have been involved in Scouting for more than 20 years, and they felt the land
could be developed into something that could benefit the entire community.
By 2003, however, the future of a nature center was in doubt when the DISD
bought out the city and county and began plans to build a school there. The
district decided to build an elementary school on 10 acres of the property and
put the remaining 10 acres up for auction.
That was when the real negotiations began.
Ms. Barrash and her organization, along with council member Ed Oakley, DISD
staff members and Matt Holley, a developer who already owned an adjacent tract
on which he was building higher-end housing, began to talk about what could
"I'd already kind of had my eye on it [the property] because of the development
I had immediately adjacent to it," said Mr. Holley, who is developing nearby
Kessler Woods, a gated community where homes are selling for about $500,000
to close to $2 million. "Ed and Jennifer and I sat down and talked about
it, and it seemed to make sense to reach some sort of compromise, or we were
going to be stuck for a while."
Mr. Holley couldn't buy the land without going through a public auction. The
nonprofit group couldn't pay top dollar for the land at auction. There also
was the problem of street access to the land for other developers.
"That's where Ed really got involved and said, 'Let's do something creative
here,' " Mr. Holley said.
Plans in motion
Mr. Oakley said his role was to make sure land-use requirements and zoning
for all three elements housing, nature center and school were
in place before the land was auctioned.
Mr. Holley bought the 10 acres for about $750,000. Then he sold 5 acres to
the nature center's nonprofit group for a fraction of market value. So now Rosemont
Primary School covers 10 acres. Mr. Holley plans to develop 5 acres that will
be joined to the existing Kessler Woods, and the Twelve Hills Nature
Center is a reality.
On a recent warm morning, Mr. Gomez, Ms. Cameron and fellow board member Monica

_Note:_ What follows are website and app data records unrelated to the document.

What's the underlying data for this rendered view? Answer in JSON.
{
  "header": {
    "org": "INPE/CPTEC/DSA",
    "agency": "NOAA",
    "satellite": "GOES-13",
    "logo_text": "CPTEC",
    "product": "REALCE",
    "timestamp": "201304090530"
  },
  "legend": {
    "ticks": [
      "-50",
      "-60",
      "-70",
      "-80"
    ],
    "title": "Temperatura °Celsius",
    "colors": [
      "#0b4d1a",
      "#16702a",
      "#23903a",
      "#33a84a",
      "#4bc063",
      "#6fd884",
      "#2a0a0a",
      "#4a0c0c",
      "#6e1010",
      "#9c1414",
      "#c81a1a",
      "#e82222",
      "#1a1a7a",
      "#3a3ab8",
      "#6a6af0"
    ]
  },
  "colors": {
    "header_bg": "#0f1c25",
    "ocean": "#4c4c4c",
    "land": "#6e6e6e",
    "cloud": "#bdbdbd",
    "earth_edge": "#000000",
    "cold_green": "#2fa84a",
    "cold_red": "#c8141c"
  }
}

Petersen walked the grounds of the new nature center, which they note is just
There are plans for trails, an entrance structure, bird and bat houses, birding
stands and even a wetlands area. But it already has been used as an outdoor
lab for children from nearby schools.
"A lot of times, especially in an urban setting, people don't have the
environment to teach their children about taking responsibility and caring for
their surroundings," Mr. Gomez said. "We hope they can begin to appreciate
nature here and begin to take care of it."
Ms. Cameron stressed that the center will not be a manicured, trimmed, picnic
table-filled park, but a natural setting that will give people a glimpse of
the land's original look.
Ms. Petersen said she believes the center could be a great place for all elements
of north Oak Cliff's diverse community to enjoy.
"I believe this is something that can draw the community closer together,"
Ms. Petersen said. "This creates another opportunity for people to come
out of their homes for something other than to get in their cars."
Mr. Oakley said the Twelve Hills property should provide lessons for others.
"We are doing what we should be doing everywhere: listening to the parties
involved, and figuring out how to divide the pie so everybody's happy,"